• _GOAL OF THE EXERCISE_
Go through the records, and copy each line in which the string "badge" is present.

▶

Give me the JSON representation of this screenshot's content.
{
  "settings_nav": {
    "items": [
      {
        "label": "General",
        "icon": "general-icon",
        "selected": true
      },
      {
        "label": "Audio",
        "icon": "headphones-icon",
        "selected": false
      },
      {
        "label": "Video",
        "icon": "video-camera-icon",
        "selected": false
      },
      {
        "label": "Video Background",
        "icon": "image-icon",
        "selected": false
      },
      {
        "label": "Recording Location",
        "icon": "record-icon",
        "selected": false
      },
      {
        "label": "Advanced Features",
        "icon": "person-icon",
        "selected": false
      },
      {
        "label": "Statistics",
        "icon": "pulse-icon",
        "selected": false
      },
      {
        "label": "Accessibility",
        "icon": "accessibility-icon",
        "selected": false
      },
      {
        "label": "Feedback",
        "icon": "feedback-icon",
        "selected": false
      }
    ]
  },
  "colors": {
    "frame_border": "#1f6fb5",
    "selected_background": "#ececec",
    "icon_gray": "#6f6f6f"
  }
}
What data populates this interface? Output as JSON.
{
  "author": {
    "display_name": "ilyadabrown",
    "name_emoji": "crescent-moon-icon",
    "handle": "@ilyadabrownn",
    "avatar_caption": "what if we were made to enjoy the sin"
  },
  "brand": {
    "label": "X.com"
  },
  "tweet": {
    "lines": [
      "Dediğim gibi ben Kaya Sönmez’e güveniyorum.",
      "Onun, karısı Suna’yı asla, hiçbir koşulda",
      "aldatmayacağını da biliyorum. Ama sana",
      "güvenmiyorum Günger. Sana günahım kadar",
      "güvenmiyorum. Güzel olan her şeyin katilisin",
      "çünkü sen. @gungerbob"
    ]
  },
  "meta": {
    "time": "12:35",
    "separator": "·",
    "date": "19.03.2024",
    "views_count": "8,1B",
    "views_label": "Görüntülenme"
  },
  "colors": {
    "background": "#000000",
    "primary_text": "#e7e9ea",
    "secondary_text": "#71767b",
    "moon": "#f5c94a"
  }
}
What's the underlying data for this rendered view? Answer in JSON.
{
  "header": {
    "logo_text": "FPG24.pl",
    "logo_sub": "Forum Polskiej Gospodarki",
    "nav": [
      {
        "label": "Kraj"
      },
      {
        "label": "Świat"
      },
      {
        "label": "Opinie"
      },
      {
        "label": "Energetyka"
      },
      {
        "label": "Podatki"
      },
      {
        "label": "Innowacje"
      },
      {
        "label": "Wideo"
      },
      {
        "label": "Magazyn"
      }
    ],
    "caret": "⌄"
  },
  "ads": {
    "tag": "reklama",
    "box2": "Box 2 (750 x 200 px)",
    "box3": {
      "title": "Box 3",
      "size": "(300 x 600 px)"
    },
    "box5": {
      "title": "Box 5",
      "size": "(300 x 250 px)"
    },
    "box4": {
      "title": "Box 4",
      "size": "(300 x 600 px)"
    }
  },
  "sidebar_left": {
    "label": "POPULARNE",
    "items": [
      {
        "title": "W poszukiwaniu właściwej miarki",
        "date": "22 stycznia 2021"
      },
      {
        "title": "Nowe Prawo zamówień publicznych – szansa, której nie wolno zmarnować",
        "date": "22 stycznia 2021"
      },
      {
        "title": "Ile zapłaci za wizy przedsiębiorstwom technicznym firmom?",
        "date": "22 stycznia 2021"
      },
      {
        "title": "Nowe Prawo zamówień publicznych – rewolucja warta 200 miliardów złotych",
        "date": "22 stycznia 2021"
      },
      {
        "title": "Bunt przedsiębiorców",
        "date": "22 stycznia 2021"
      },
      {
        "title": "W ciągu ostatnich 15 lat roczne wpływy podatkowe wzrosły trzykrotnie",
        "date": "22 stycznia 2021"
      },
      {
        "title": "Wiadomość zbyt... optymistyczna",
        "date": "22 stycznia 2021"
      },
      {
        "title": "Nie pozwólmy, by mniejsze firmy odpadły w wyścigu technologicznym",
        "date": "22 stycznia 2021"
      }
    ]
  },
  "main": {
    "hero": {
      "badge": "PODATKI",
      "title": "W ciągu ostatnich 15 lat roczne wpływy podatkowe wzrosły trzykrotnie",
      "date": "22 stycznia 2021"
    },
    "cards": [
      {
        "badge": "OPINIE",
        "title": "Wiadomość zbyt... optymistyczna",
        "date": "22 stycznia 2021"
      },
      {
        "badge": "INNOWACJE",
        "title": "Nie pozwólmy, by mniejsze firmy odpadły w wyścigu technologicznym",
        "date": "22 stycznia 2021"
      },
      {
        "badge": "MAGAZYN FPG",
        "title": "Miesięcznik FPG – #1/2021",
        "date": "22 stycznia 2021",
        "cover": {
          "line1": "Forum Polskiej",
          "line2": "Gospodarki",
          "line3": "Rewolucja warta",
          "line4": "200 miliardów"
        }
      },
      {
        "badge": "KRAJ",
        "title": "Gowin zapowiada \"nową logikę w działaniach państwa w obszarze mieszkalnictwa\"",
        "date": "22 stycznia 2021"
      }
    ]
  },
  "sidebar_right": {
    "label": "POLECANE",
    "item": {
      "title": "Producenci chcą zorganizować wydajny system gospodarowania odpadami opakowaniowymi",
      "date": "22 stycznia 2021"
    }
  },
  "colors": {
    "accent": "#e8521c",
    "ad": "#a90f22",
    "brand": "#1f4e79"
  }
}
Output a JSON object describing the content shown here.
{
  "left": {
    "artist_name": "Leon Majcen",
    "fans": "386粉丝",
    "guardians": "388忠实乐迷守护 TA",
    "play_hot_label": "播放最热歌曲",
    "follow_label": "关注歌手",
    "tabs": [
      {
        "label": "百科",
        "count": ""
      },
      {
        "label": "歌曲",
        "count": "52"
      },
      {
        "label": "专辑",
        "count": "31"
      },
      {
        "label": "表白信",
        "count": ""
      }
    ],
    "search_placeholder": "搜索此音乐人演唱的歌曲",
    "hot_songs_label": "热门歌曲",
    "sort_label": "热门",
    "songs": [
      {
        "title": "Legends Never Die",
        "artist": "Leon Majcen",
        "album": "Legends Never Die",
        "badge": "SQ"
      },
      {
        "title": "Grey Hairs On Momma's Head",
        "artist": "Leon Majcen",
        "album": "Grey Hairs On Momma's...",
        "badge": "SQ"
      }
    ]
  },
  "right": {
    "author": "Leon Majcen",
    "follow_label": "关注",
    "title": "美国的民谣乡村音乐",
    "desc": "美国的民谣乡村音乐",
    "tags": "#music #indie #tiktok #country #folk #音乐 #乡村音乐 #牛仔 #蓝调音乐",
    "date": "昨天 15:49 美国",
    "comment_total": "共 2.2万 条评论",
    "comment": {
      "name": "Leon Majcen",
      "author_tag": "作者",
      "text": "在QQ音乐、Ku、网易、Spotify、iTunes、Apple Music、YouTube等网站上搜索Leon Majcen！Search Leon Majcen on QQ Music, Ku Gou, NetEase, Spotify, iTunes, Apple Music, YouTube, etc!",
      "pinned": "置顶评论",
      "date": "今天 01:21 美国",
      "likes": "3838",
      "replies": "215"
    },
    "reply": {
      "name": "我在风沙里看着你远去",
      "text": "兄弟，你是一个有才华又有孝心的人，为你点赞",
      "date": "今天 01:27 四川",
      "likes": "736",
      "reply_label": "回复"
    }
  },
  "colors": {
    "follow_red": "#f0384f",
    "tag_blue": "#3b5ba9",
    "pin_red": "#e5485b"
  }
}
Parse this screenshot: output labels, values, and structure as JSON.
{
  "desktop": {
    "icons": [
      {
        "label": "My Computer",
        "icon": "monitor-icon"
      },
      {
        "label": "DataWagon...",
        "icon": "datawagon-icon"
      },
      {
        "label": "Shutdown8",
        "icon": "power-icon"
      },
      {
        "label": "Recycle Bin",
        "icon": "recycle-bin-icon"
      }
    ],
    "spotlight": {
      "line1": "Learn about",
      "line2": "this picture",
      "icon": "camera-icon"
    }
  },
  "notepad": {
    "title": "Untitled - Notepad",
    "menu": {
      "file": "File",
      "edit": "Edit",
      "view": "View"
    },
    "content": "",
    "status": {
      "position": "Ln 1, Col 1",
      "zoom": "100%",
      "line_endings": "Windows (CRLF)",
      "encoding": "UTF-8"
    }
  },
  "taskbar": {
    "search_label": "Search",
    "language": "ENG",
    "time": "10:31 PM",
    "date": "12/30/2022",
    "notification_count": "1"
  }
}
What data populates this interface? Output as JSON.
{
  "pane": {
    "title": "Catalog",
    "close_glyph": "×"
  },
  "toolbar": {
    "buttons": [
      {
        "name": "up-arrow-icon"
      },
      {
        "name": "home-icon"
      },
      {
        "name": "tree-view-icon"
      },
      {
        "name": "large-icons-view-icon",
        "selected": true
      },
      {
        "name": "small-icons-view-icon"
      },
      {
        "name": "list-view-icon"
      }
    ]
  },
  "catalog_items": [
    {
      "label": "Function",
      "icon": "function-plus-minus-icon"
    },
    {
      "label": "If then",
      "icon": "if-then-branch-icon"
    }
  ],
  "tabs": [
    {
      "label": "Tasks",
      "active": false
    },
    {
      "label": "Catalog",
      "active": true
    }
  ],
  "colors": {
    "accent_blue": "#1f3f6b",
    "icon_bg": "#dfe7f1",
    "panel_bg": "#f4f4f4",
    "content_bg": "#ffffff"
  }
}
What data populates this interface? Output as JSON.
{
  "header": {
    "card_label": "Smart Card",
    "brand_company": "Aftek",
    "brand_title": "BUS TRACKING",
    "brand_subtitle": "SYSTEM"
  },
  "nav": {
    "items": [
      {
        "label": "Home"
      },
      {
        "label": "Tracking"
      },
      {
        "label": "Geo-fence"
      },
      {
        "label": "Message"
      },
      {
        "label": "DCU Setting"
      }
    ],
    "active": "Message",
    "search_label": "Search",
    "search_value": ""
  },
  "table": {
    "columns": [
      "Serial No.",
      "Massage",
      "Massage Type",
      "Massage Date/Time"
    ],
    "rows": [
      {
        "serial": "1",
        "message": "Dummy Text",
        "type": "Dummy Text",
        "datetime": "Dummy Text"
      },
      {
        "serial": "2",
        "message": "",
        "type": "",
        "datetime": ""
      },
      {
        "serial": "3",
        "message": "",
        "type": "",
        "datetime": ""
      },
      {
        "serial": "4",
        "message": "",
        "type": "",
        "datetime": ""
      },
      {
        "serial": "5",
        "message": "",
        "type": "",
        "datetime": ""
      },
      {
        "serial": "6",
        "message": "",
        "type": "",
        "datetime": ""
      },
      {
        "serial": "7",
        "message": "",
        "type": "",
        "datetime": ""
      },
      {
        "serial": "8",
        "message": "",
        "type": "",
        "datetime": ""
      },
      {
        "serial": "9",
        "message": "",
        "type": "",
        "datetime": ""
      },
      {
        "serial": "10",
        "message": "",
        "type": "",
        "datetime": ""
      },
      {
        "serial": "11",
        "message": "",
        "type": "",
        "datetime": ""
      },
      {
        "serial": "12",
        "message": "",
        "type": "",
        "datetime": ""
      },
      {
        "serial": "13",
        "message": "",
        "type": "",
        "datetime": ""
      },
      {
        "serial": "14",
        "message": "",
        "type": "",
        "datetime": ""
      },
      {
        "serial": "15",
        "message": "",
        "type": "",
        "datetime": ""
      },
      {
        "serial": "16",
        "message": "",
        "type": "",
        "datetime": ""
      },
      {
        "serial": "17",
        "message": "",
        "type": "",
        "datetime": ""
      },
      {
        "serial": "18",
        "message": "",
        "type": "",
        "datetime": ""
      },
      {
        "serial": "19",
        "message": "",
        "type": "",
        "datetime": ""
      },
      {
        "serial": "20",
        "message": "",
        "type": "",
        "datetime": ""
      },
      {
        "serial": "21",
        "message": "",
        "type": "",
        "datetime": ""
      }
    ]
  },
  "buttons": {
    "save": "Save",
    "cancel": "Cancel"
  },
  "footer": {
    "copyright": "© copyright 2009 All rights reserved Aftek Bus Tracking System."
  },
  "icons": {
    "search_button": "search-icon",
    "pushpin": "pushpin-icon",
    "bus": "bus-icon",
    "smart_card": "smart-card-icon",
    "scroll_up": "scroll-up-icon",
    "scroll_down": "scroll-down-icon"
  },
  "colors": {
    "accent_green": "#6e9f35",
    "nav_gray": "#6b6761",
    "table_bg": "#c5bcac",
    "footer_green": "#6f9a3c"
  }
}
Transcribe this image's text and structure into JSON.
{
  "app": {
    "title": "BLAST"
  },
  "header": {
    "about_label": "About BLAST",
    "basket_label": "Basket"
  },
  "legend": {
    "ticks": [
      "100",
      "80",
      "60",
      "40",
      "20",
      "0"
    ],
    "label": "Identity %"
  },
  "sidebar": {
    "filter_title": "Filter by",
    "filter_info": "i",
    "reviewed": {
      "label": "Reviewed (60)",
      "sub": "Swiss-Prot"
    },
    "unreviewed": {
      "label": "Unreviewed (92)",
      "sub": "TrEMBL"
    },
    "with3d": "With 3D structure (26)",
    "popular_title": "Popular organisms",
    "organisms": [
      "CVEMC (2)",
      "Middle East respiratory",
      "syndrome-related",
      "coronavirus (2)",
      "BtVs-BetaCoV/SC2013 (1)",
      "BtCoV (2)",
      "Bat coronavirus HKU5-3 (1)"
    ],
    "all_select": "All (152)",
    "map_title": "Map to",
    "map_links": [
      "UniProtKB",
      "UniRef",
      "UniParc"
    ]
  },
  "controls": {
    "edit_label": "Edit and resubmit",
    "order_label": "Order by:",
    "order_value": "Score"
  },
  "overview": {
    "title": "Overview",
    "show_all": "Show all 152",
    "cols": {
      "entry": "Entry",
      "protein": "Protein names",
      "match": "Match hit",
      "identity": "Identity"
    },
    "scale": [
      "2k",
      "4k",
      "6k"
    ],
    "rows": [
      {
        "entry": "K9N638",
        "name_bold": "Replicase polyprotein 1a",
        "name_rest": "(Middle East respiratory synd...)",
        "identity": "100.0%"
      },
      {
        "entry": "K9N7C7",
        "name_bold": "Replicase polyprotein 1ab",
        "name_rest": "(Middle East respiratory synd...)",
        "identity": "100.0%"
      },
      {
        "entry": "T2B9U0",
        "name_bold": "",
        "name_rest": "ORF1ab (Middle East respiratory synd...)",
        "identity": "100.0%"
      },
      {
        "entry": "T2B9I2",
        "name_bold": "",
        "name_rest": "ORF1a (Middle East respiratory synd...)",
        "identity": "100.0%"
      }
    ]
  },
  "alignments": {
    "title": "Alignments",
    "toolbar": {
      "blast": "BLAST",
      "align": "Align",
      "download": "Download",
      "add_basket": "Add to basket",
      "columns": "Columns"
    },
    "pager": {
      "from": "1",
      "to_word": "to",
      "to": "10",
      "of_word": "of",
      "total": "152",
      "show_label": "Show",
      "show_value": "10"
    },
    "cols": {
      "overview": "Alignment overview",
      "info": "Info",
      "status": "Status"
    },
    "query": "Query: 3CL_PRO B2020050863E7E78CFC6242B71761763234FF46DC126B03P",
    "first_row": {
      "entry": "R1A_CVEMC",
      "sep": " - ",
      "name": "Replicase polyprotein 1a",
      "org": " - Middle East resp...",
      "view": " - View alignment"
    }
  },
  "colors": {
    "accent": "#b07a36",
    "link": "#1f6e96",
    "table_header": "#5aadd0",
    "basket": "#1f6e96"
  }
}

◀

• _TASK OUTPUT_
      "badge": "PODATKI",
        "badge": "OPINIE",
        "badge": "INNOWACJE",
        "badge": "MAGAZYN FPG",
        "badge": "KRAJ",
        "badge": "SQ"
        "badge": "SQ"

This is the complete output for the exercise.